Today will be yet another eventful day with a string of important data points scheduled for release. The day begins on a nervous note, after the US Federal Reserve (Fed) downgraded its US economic growth forecast yesterday and pinned some of the blame on the UK’s European Union (EU) referendum vote. The Bank of England (BoE) commands the spotlight today as it is set to unveil its latest interest rate decision. Prior to this, data revealed that British retail sales surged in May, buoyed by clothing sales, which posted its biggest rise in over two years.

In the Euro zone, the consumer price index (CPI) data for May is due in some time. Across the Atlantic, US inflation readings will be closely eyed along with the nation’s weekly jobless claims and the Philadelphia Fed manufacturing survey data for June.

Pound Sterling – UK Markets
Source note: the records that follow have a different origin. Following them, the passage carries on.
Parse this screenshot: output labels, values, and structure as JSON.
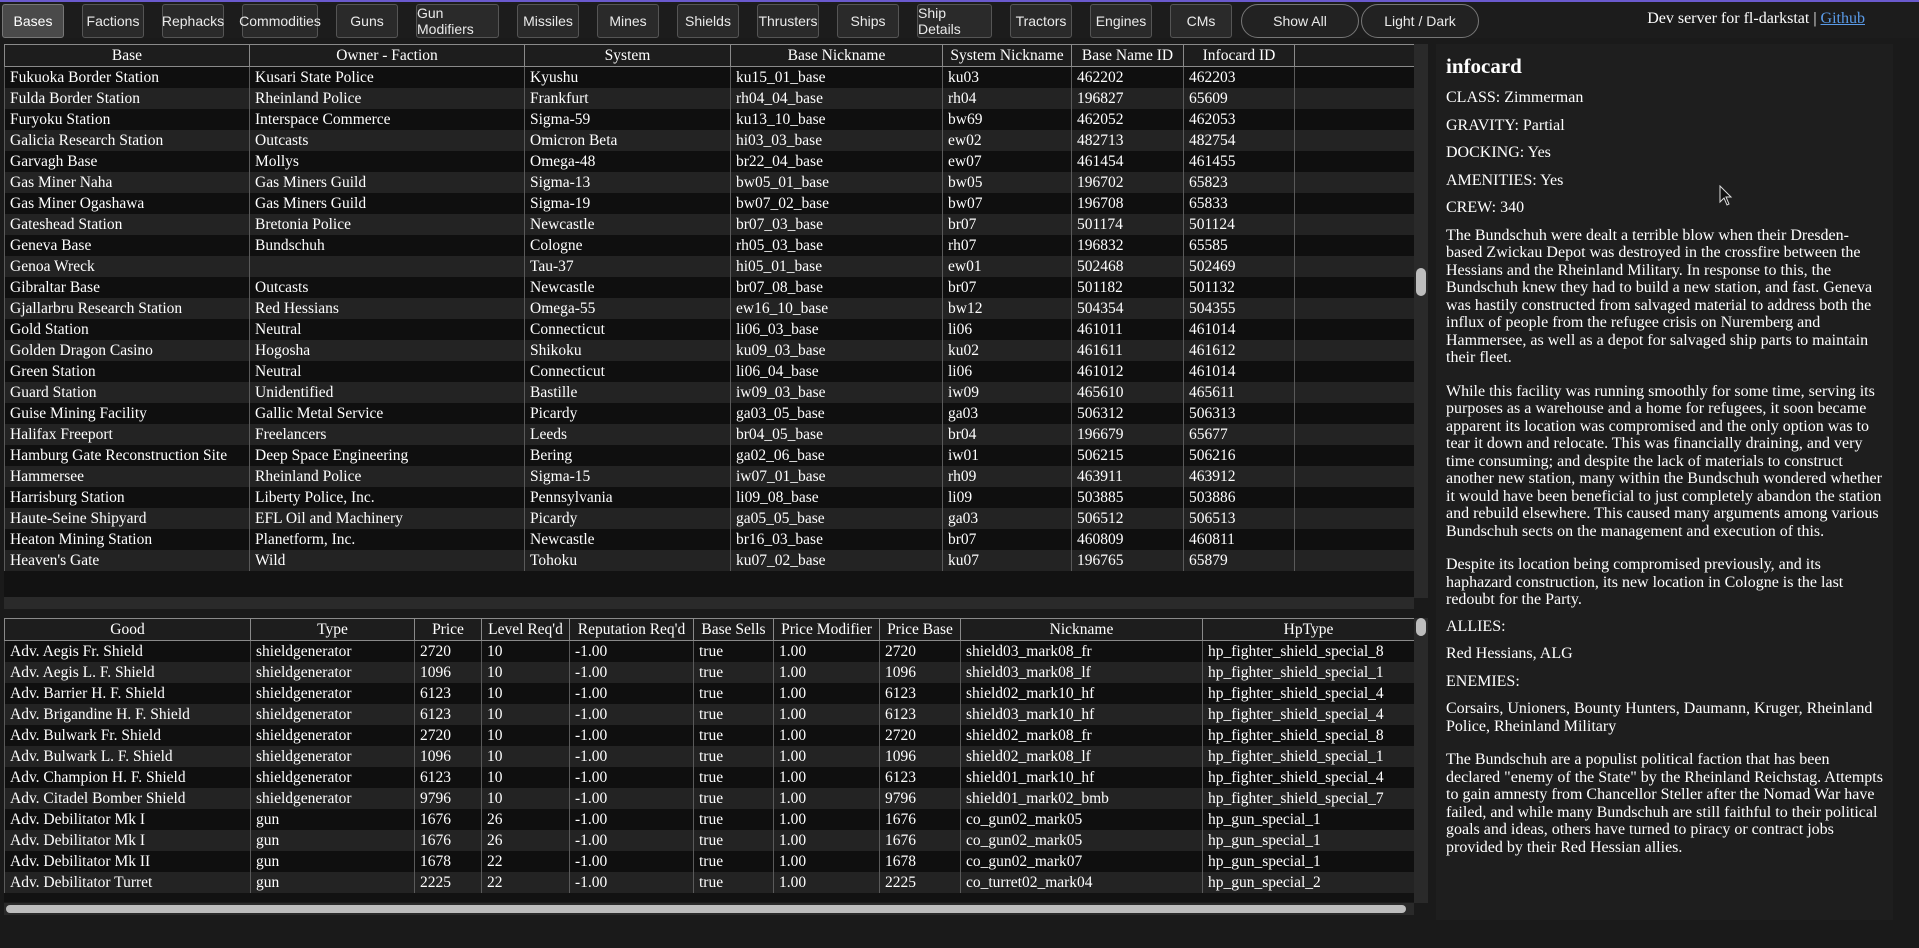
{
  "nav": {
    "tabs": [
      "Bases",
      "Factions",
      "Rephacks",
      "Commodities",
      "Guns",
      "Gun Modifiers",
      "Missiles",
      "Mines",
      "Shields",
      "Thrusters",
      "Ships",
      "Ship Details",
      "Tractors",
      "Engines",
      "CMs"
    ],
    "active_tab": "Bases",
    "show_all": "Show All",
    "light_dark": "Light / Dark",
    "server_text": "Dev server for fl-darkstat |",
    "github_link": "Github"
  },
  "bases_table": {
    "columns": [
      "Base",
      "Owner - Faction",
      "System",
      "Base Nickname",
      "System Nickname",
      "Base Name ID",
      "Infocard ID",
      ""
    ],
    "rows": [
      [
        "Fukuoka Border Station",
        "Kusari State Police",
        "Kyushu",
        "ku15_01_base",
        "ku03",
        "462202",
        "462203",
        ""
      ],
      [
        "Fulda Border Station",
        "Rheinland Police",
        "Frankfurt",
        "rh04_04_base",
        "rh04",
        "196827",
        "65609",
        ""
      ],
      [
        "Furyoku Station",
        "Interspace Commerce",
        "Sigma-59",
        "ku13_10_base",
        "bw69",
        "462052",
        "462053",
        ""
      ],
      [
        "Galicia Research Station",
        "Outcasts",
        "Omicron Beta",
        "hi03_03_base",
        "ew02",
        "482713",
        "482754",
        ""
      ],
      [
        "Garvagh Base",
        "Mollys",
        "Omega-48",
        "br22_04_base",
        "ew07",
        "461454",
        "461455",
        ""
      ],
      [
        "Gas Miner Naha",
        "Gas Miners Guild",
        "Sigma-13",
        "bw05_01_base",
        "bw05",
        "196702",
        "65823",
        ""
      ],
      [
        "Gas Miner Ogashawa",
        "Gas Miners Guild",
        "Sigma-19",
        "bw07_02_base",
        "bw07",
        "196708",
        "65833",
        ""
      ],
      [
        "Gateshead Station",
        "Bretonia Police",
        "Newcastle",
        "br07_03_base",
        "br07",
        "501174",
        "501124",
        ""
      ],
      [
        "Geneva Base",
        "Bundschuh",
        "Cologne",
        "rh05_03_base",
        "rh07",
        "196832",
        "65585",
        ""
      ],
      [
        "Genoa Wreck",
        "",
        "Tau-37",
        "hi05_01_base",
        "ew01",
        "502468",
        "502469",
        ""
      ],
      [
        "Gibraltar Base",
        "Outcasts",
        "Newcastle",
        "br07_08_base",
        "br07",
        "501182",
        "501132",
        ""
      ],
      [
        "Gjallarbru Research Station",
        "Red Hessians",
        "Omega-55",
        "ew16_10_base",
        "bw12",
        "504354",
        "504355",
        ""
      ],
      [
        "Gold Station",
        "Neutral",
        "Connecticut",
        "li06_03_base",
        "li06",
        "461011",
        "461014",
        ""
      ],
      [
        "Golden Dragon Casino",
        "Hogosha",
        "Shikoku",
        "ku09_03_base",
        "ku02",
        "461611",
        "461612",
        ""
      ],
      [
        "Green Station",
        "Neutral",
        "Connecticut",
        "li06_04_base",
        "li06",
        "461012",
        "461014",
        ""
      ],
      [
        "Guard Station",
        "Unidentified",
        "Bastille",
        "iw09_03_base",
        "iw09",
        "465610",
        "465611",
        ""
      ],
      [
        "Guise Mining Facility",
        "Gallic Metal Service",
        "Picardy",
        "ga03_05_base",
        "ga03",
        "506312",
        "506313",
        ""
      ],
      [
        "Halifax Freeport",
        "Freelancers",
        "Leeds",
        "br04_05_base",
        "br04",
        "196679",
        "65677",
        ""
      ],
      [
        "Hamburg Gate Reconstruction Site",
        "Deep Space Engineering",
        "Bering",
        "ga02_06_base",
        "iw01",
        "506215",
        "506216",
        ""
      ],
      [
        "Hammersee",
        "Rheinland Police",
        "Sigma-15",
        "iw07_01_base",
        "rh09",
        "463911",
        "463912",
        ""
      ],
      [
        "Harrisburg Station",
        "Liberty Police, Inc.",
        "Pennsylvania",
        "li09_08_base",
        "li09",
        "503885",
        "503886",
        ""
      ],
      [
        "Haute-Seine Shipyard",
        "EFL Oil and Machinery",
        "Picardy",
        "ga05_05_base",
        "ga03",
        "506512",
        "506513",
        ""
      ],
      [
        "Heaton Mining Station",
        "Planetform, Inc.",
        "Newcastle",
        "br16_03_base",
        "br07",
        "460809",
        "460811",
        ""
      ],
      [
        "Heaven's Gate",
        "Wild",
        "Tohoku",
        "ku07_02_base",
        "ku07",
        "196765",
        "65879",
        ""
      ]
    ]
  },
  "market_table": {
    "columns": [
      "Good",
      "Type",
      "Price",
      "Level Req'd",
      "Reputation Req'd",
      "Base Sells",
      "Price Modifier",
      "Price Base",
      "Nickname",
      "HpType"
    ],
    "rows": [
      [
        "Adv. Aegis Fr. Shield",
        "shieldgenerator",
        "2720",
        "10",
        "-1.00",
        "true",
        "1.00",
        "2720",
        "shield03_mark08_fr",
        "hp_fighter_shield_special_8"
      ],
      [
        "Adv. Aegis L. F. Shield",
        "shieldgenerator",
        "1096",
        "10",
        "-1.00",
        "true",
        "1.00",
        "1096",
        "shield03_mark08_lf",
        "hp_fighter_shield_special_1"
      ],
      [
        "Adv. Barrier H. F. Shield",
        "shieldgenerator",
        "6123",
        "10",
        "-1.00",
        "true",
        "1.00",
        "6123",
        "shield02_mark10_hf",
        "hp_fighter_shield_special_4"
      ],
      [
        "Adv. Brigandine H. F. Shield",
        "shieldgenerator",
        "6123",
        "10",
        "-1.00",
        "true",
        "1.00",
        "6123",
        "shield03_mark10_hf",
        "hp_fighter_shield_special_4"
      ],
      [
        "Adv. Bulwark Fr. Shield",
        "shieldgenerator",
        "2720",
        "10",
        "-1.00",
        "true",
        "1.00",
        "2720",
        "shield02_mark08_fr",
        "hp_fighter_shield_special_8"
      ],
      [
        "Adv. Bulwark L. F. Shield",
        "shieldgenerator",
        "1096",
        "10",
        "-1.00",
        "true",
        "1.00",
        "1096",
        "shield02_mark08_lf",
        "hp_fighter_shield_special_1"
      ],
      [
        "Adv. Champion H. F. Shield",
        "shieldgenerator",
        "6123",
        "10",
        "-1.00",
        "true",
        "1.00",
        "6123",
        "shield01_mark10_hf",
        "hp_fighter_shield_special_4"
      ],
      [
        "Adv. Citadel Bomber Shield",
        "shieldgenerator",
        "9796",
        "10",
        "-1.00",
        "true",
        "1.00",
        "9796",
        "shield01_mark02_bmb",
        "hp_fighter_shield_special_7"
      ],
      [
        "Adv. Debilitator Mk I",
        "gun",
        "1676",
        "26",
        "-1.00",
        "true",
        "1.00",
        "1676",
        "co_gun02_mark05",
        "hp_gun_special_1"
      ],
      [
        "Adv. Debilitator Mk I",
        "gun",
        "1676",
        "26",
        "-1.00",
        "true",
        "1.00",
        "1676",
        "co_gun02_mark05",
        "hp_gun_special_1"
      ],
      [
        "Adv. Debilitator Mk II",
        "gun",
        "1678",
        "22",
        "-1.00",
        "true",
        "1.00",
        "1678",
        "co_gun02_mark07",
        "hp_gun_special_1"
      ],
      [
        "Adv. Debilitator Turret",
        "gun",
        "2225",
        "22",
        "-1.00",
        "true",
        "1.00",
        "2225",
        "co_turret02_mark04",
        "hp_gun_special_2"
      ]
    ]
  },
  "infocard": {
    "title": "infocard",
    "fields": [
      "CLASS: Zimmerman",
      "GRAVITY: Partial",
      "DOCKING: Yes",
      "AMENITIES: Yes",
      "CREW: 340"
    ],
    "paragraphs": [
      "The Bundschuh were dealt a terrible blow when their Dresden-based Zwickau Depot was destroyed in the crossfire between the Hessians and the Rheinland Military. In response to this, the Bundschuh knew they had to build a new station, and fast. Geneva was hastily constructed from salvaged material to address both the influx of people from the refugee crisis on Nuremberg and Hammersee, as well as a depot for salvaged ship parts to maintain their fleet.",
      "While this facility was running smoothly for some time, serving its purposes as a warehouse and a home for refugees, it soon became apparent its location was compromised and the only option was to tear it down and relocate. This was financially draining, and very time consuming; and despite the lack of materials to construct another new station, many within the Bundschuh wondered whether it would have been beneficial to just completely abandon the station and rebuild elsewhere. This caused many arguments among various Bundschuh sects on the management and execution of this.",
      "Despite its location being compromised previously, and its haphazard construction, its new location in Cologne is the last redoubt for the Party."
    ],
    "allies_label": "ALLIES:",
    "allies": "Red Hessians, ALG",
    "enemies_label": "ENEMIES:",
    "enemies": "Corsairs, Unioners, Bounty Hunters, Daumann, Kruger, Rheinland Police, Rheinland Military",
    "faction_description": "The Bundschuh are a populist political faction that has been declared \"enemy of the State\" by the Rheinland Reichstag. Attempts to gain amnesty from Chancellor Steller after the Nomad War have failed, and while many Bundschuh are still faithful to their political goals and ideas, others have turned to piracy or contract jobs provided by their Red Hessian allies."
  }
}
The Pound is trading on a weaker footing against its key rivals this morning. The just out data showed that the UK’s retail sales posted a significant gain in May, following an increase in clothing sales. Going ahead, Sterling will witness reverberations emerging from Threadneedle Street, as the BoE will announce its latest decision on the interest rate. While the central bank is expected to hold the benchmark rate steady, market participants will look forward to a speech by the BoE Governor, Mark Carney, who is expected to issue fresh warnings about the risks posed by next week’s Brexit referendum. In addition to this, the minutes of the meeting will be released, thus providing further insight into the central bank’s latest plans to stimulate the British economy.

Yesterday, Sterling trimmed its previous session losses and outperformed its major rivals after the nation’s unemployment rate surprisingly fell in the three months to April and earnings improved, providing the much-needed reprieve to the Pound, which has been battered by Brexit fears.
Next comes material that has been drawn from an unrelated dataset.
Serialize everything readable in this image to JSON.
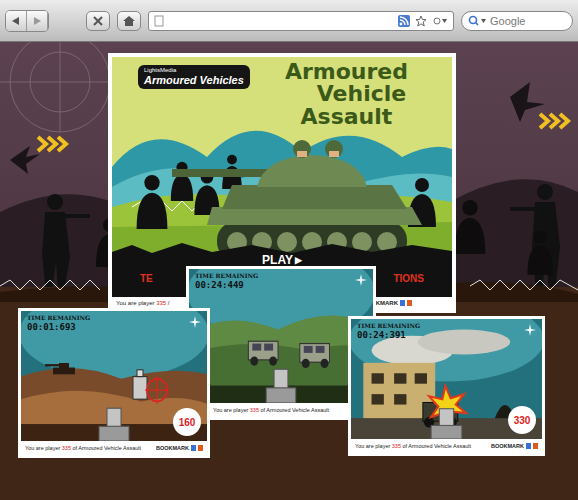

US Dollar – US Markets

The greenback lost ground against its major peers yesterday after the US Fed held the benchmark interest rate steady and indicated that slower economic growth could stall the pace of monetary policy tightening in the future. Further, the central bank stated that the recent abrupt slowdown in the nation’s labour market might be an outlier and expects future economic activity to expand at a moderate pace. Additionally, the Fed lowered the US economic growth forecasts for 2016 and 2017, highlighting the point that the policymakers do not foresee rates going as high as they indicated before. The Fed Chairwoman, Janet Yellen, admitted that the upcoming Brexit referendum topic did arise during the meeting and played a pivotal role in the central bank’s cautious approach. On the data front, US producer prices rose for the second consecutive month in May, driven by the biggest monthly increase in energy prices in a year.

Going ahead, investors await the release of the US weekly jobless claims and CPI data for May, due later today.

Euro – European Markets

The shared currency is trading higher against the US Dollar and the Pound this morning. The ECB, in its economic bulletin report, indicated that growth in the 19-nation currency bloc will continue to recover slowly but risks are tilted to the downside due to uncertainty over the European Union referendum and sluggish emerging markets. However, the ECB expressed confidence on the domestic front, stating that investment and consumer spending in the region will continue to rise at a robust pace. Looking ahead, the Euro zone's CPI data is scheduled for release in some time. Market participants expect the region’s inflation rate to post a slight uptick in May.

Yesterday, the Euro gained ground against its American counterpart after the US Fed held the short-term interest rate steady and lowered its rate path outlook for each of the next two years. On the data front, the Euro zone's trade surplus rose to a record high level in April, indicating that the region’s recovery remains on track in the second quarter of this year.

Other Currencies – Highlights

The Japanese Yen’s bullish run against the greenback gained further traction post the Bank of Japan’s (BoJ) latest monetary policy announcement, knocking off the US Dollar - Japanese Yen currency pair to its lowest level since August 2014 and leaving it to languish below the crucial 104.00 handle. The BoJ left the key interest rate steady and refrained from introducing additional monetary stimulus, as widely expected. At the conference that accompanied the rate decision, the BoJ Governor, Haruhiko Kuroda, put on a brave face despite external headwinds and anemic inflation in Japan. He indicated that the nation’s economy will expand moderately as a trend and that the central bank’s inflation target is likely to be achieved by March 2018. Moving ahead, next week will see the release of some important data points from Japan, including the nation’s all industry activity and Nikkei manufacturing PMI, along with the BoJ’s latest monetary policy meeting minutes.

Earlier in the session, data showed that the final print of Japan’s machine tool orders declined in May.